Here is a graph of the Price to Rent ratio for housing, from CalculatedRiskblog.com . That really looks like irrational exuberance. A case of national insanity, which has fallen back to reality.
What if we flipped this over, so that it is in terms of yield, like a bond? Here is a graph of Rent to Price Ratio for housing. (Here I am using annual data from the BEA for rent and the Federal Reserve for real estate values, which has similar behavior to the Case-Shiller National index in the first graph.) I have also included two other real financial indicators - real GDP growth and real 20 year treasury bond rates. I have also included a Net Rent to Price ratio, in order to provide a more accurate comparison between the bond returns and the net returns to homeownership.
No more insanity. It was that easy.
Here's what happens when I try to create a Price/Rent version of 20 Year TIPS bonds and real GDP growth rates. I added a 1% "premium" to the GDP growth rate and the treasury bond, before inverting them.
The treasury bond market and the residential real estate market are similar in size. Could it be that long term TIPS should be yielding about 2%, nominal long term treasuries about 4%, and homes about 3%? And, the dislocation in the housing market is keeping capital out of housing, and pushing it into treasuries, pushing home returns up (prices down) and treasury yields down?
This is a reason why, while I think a big inflationary boost would help get housing back in order, if we aren't going to get that, I am fairly sanguine about near term interest rate movements. The demand (investment) end of the credit market would probably be pulling long term treasury rates up to 4% or so if we didn't have this supply (savings) glut.
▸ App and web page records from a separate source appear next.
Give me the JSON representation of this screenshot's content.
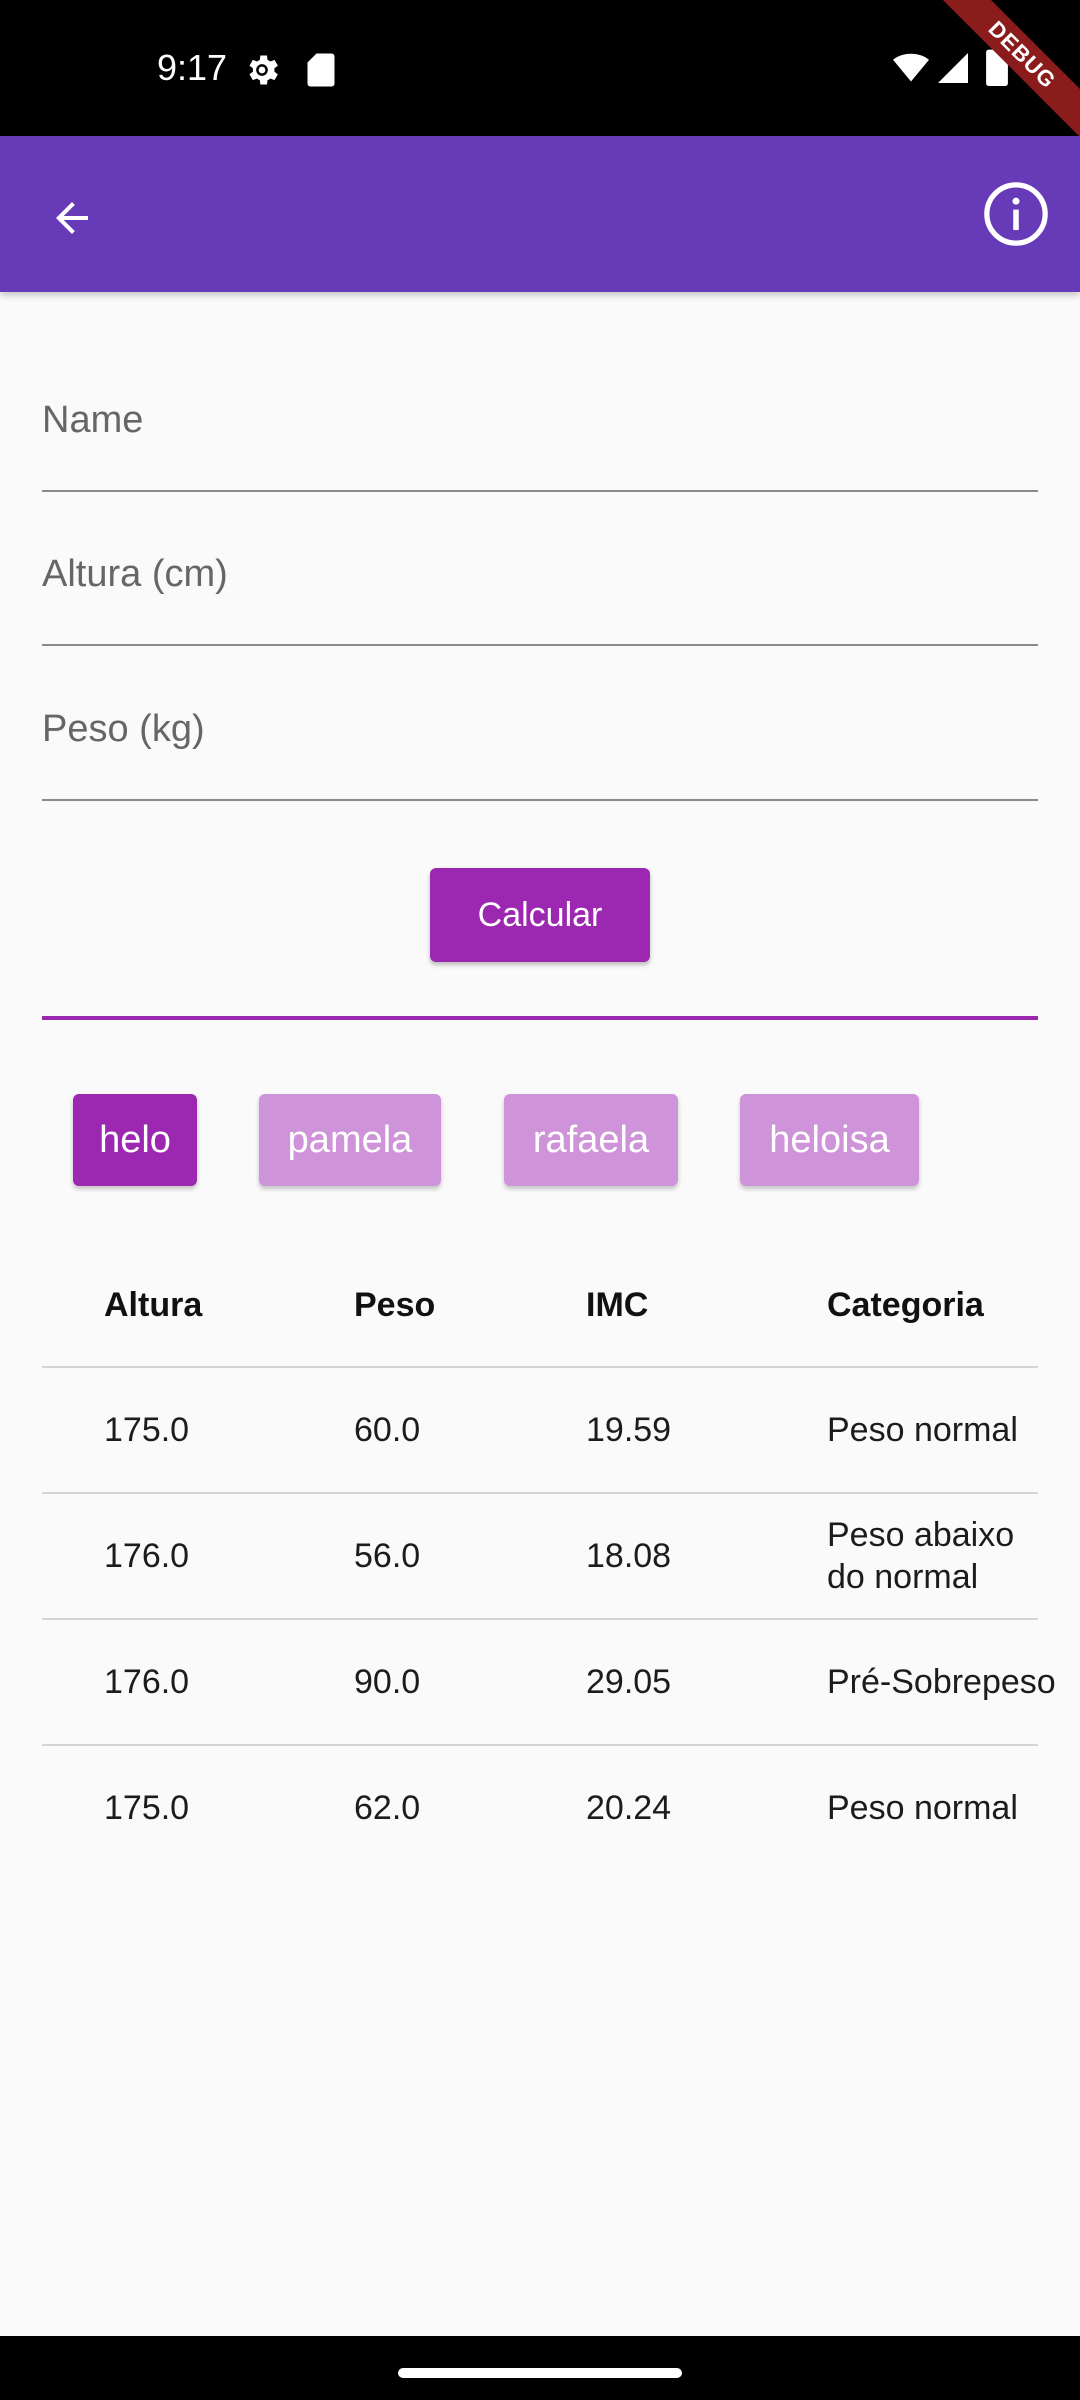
{
  "status_bar": {
    "time": "9:17",
    "debug_label": "DEBUG",
    "icons": [
      "settings-gear-icon",
      "sd-card-icon",
      "wifi-icon",
      "cell-signal-icon",
      "battery-icon"
    ]
  },
  "app_bar": {
    "color": "#673ab7",
    "back_icon": "arrow-back-icon",
    "info_icon": "info-outline-icon"
  },
  "form": {
    "name_placeholder": "Name",
    "name_value": "",
    "height_placeholder": "Altura (cm)",
    "height_value": "",
    "weight_placeholder": "Peso (kg)",
    "weight_value": "",
    "calculate_label": "Calcular"
  },
  "colors": {
    "accent": "#9c27b0",
    "chip_selected": "#9c27b0",
    "chip_unselected": "#ce93d8"
  },
  "people": [
    {
      "label": "helo",
      "selected": true
    },
    {
      "label": "pamela",
      "selected": false
    },
    {
      "label": "rafaela",
      "selected": false
    },
    {
      "label": "heloisa",
      "selected": false
    }
  ],
  "table": {
    "headers": [
      "Altura",
      "Peso",
      "IMC",
      "Categoria"
    ],
    "rows": [
      [
        "175.0",
        "60.0",
        "19.59",
        "Peso normal"
      ],
      [
        "176.0",
        "56.0",
        "18.08",
        "Peso abaixo\ndo normal"
      ],
      [
        "176.0",
        "90.0",
        "29.05",
        "Pré-Sobrepeso"
      ],
      [
        "175.0",
        "62.0",
        "20.24",
        "Peso normal"
      ]
    ]
  }
}
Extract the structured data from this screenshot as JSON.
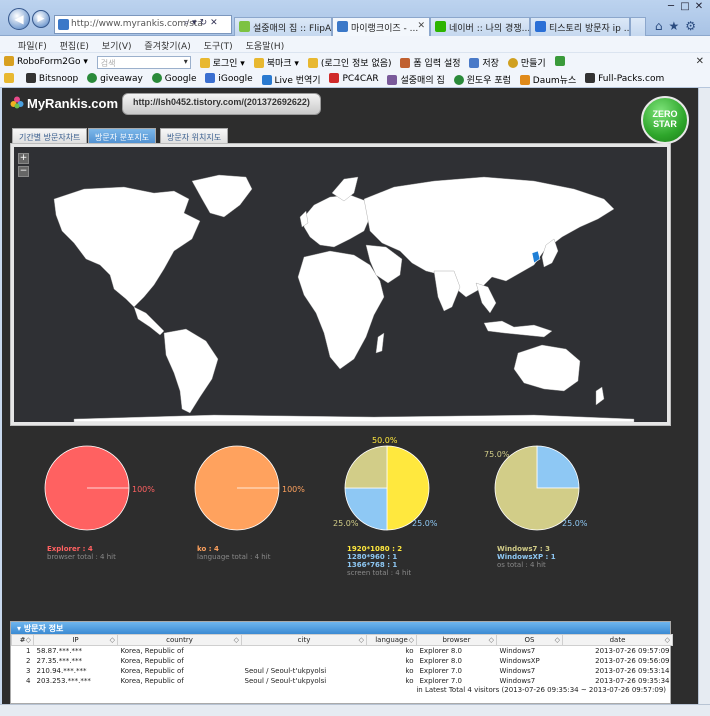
{
  "browser": {
    "address": "http://www.myrankis.com/sta",
    "address_host": "myrankis.com",
    "tabs": [
      {
        "label": "설중매의 집 :: FlipAl...",
        "color": "#7cc242"
      },
      {
        "label": "마이랭크이즈 - ...",
        "color": "#3b78c8"
      },
      {
        "label": "네이버 :: 나의 경쟁...",
        "color": "#2db400"
      },
      {
        "label": "티스토리 방문자 ip ...",
        "color": "#2a6fd6"
      }
    ],
    "menu": [
      "파일(F)",
      "편집(E)",
      "보기(V)",
      "즐겨찾기(A)",
      "도구(T)",
      "도움말(H)"
    ],
    "toolbar": {
      "roboform": "RoboForm2Go",
      "search_placeholder": "검색",
      "login": "로그인",
      "bookmark": "북마크",
      "login_info": "(로그인 정보 없음)",
      "form_settings": "폼 입력 설정",
      "save": "저장",
      "make": "만들기"
    },
    "favorites": [
      {
        "label": "Bitsnoop",
        "color": "#333333"
      },
      {
        "label": "giveaway",
        "color": "#2a8a3a"
      },
      {
        "label": "Google",
        "color": "#2a8a3a"
      },
      {
        "label": "iGoogle",
        "color": "#3b6fd0"
      },
      {
        "label": "Live 번역기",
        "color": "#2a7ad0"
      },
      {
        "label": "PC4CAR",
        "color": "#d02a2a"
      },
      {
        "label": "설중매의 집",
        "color": "#7a5a9a"
      },
      {
        "label": "윈도우 포럼",
        "color": "#2a8a3a"
      },
      {
        "label": "Daum뉴스",
        "color": "#e08a1a"
      },
      {
        "label": "Full-Packs.com",
        "color": "#333333"
      }
    ]
  },
  "site": {
    "logo": "MyRankis.com",
    "blog_url": "http://lsh0452.tistory.com/(201372692622)",
    "badge_line1": "ZERO",
    "badge_line2": "STAR",
    "tabs": [
      "기간별 방문자차트",
      "방문자 분포지도",
      "방문자 위치지도"
    ],
    "active_tab": 1,
    "zoom_in": "+",
    "zoom_out": "−"
  },
  "charts": [
    {
      "slices": [
        {
          "value": 100,
          "color": "#ff6161"
        }
      ],
      "pct_labels": [
        {
          "text": "100%",
          "color": "#ff6161"
        }
      ],
      "legend_main": [
        {
          "text": "Explorer : 4",
          "color": "#ff6161"
        }
      ],
      "legend_sub": "browser total : 4 hit"
    },
    {
      "slices": [
        {
          "value": 100,
          "color": "#ffa25e"
        }
      ],
      "pct_labels": [
        {
          "text": "100%",
          "color": "#ffa25e"
        }
      ],
      "legend_main": [
        {
          "text": "ko : 4",
          "color": "#ffa25e"
        }
      ],
      "legend_sub": "language total : 4 hit"
    },
    {
      "slices": [
        {
          "value": 50,
          "color": "#ffe83e"
        },
        {
          "value": 25,
          "color": "#8ec8f4"
        },
        {
          "value": 25,
          "color": "#d2cd88"
        }
      ],
      "pct_labels": [
        {
          "text": "50.0%",
          "color": "#ffe83e"
        },
        {
          "text": "25.0%",
          "color": "#8ec8f4"
        },
        {
          "text": "25.0%",
          "color": "#d2cd88"
        }
      ],
      "legend_main": [
        {
          "text": "1920*1080 : 2",
          "color": "#ffe83e"
        },
        {
          "text": "1280*960 : 1",
          "color": "#8ec8f4"
        },
        {
          "text": "1366*768 : 1",
          "color": "#8ec8f4"
        }
      ],
      "legend_sub": "screen total : 4 hit"
    },
    {
      "slices": [
        {
          "value": 25,
          "color": "#8ec8f4"
        },
        {
          "value": 75,
          "color": "#d2cd88"
        }
      ],
      "pct_labels": [
        {
          "text": "75.0%",
          "color": "#d2cd88"
        },
        {
          "text": "25.0%",
          "color": "#8ec8f4"
        }
      ],
      "legend_main": [
        {
          "text": "Windows7 : 3",
          "color": "#d2cd88"
        },
        {
          "text": "WindowsXP : 1",
          "color": "#8ec8f4"
        }
      ],
      "legend_sub": "os total : 4 hit"
    }
  ],
  "visitors": {
    "title": "방문자 정보",
    "columns": [
      "#",
      "IP",
      "country",
      "city",
      "language",
      "browser",
      "OS",
      "date"
    ],
    "rows": [
      {
        "num": "1",
        "ip": "58.87.***.***",
        "country": "Korea, Republic of",
        "city": "",
        "language": "ko",
        "browser": "Explorer 8.0",
        "os": "Windows7",
        "date": "2013-07-26 09:57:09"
      },
      {
        "num": "2",
        "ip": "27.35.***.***",
        "country": "Korea, Republic of",
        "city": "",
        "language": "ko",
        "browser": "Explorer 8.0",
        "os": "WindowsXP",
        "date": "2013-07-26 09:56:09"
      },
      {
        "num": "3",
        "ip": "210.94.***.***",
        "country": "Korea, Republic of",
        "city": "Seoul / Seoul-t'ukpyolsi",
        "language": "ko",
        "browser": "Explorer 7.0",
        "os": "Windows7",
        "date": "2013-07-26 09:53:14"
      },
      {
        "num": "4",
        "ip": "203.253.***.***",
        "country": "Korea, Republic of",
        "city": "Seoul / Seoul-t'ukpyolsi",
        "language": "ko",
        "browser": "Explorer 7.0",
        "os": "Windows7",
        "date": "2013-07-26 09:35:34"
      }
    ],
    "summary": "in Latest Total 4 visitors (2013-07-26 09:35:34 ~ 2013-07-26 09:57:09)"
  },
  "map_marker_color": "#1f7fd6"
}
And, rates would really have to jump before it would move home returns below the alternatives.
By the way, here is a graph of YOY changes in home prices, adjusted for rent inflation. There is nothing unusual about the 2000s. And, we can see from the graph above that Price to Net Rent ratios in the late 1970's were not substantially lower than they were in the 2000's. Real interest rates and real GDP growth were also relatively low in the late 1970's. There is no mystery to solve here.
I just don't understand why sophisticated, numerate observers are so insistent on finding a cause to the non-existent problem of the housing boom. (I do think that homes have moved to permanently higher prices because of tax issues, which should be reversed, but this is simply another explanation for the price level. There is still no mystery.)
Look at the first Fred chart above. Net rent to price has been above real GDP growth almost permanently since the late 1980's. Before that, real GDP regularly pushed well above implied returns to homeownership during expansions. This suggests that home prices have been too low for the past 30 years, if anything.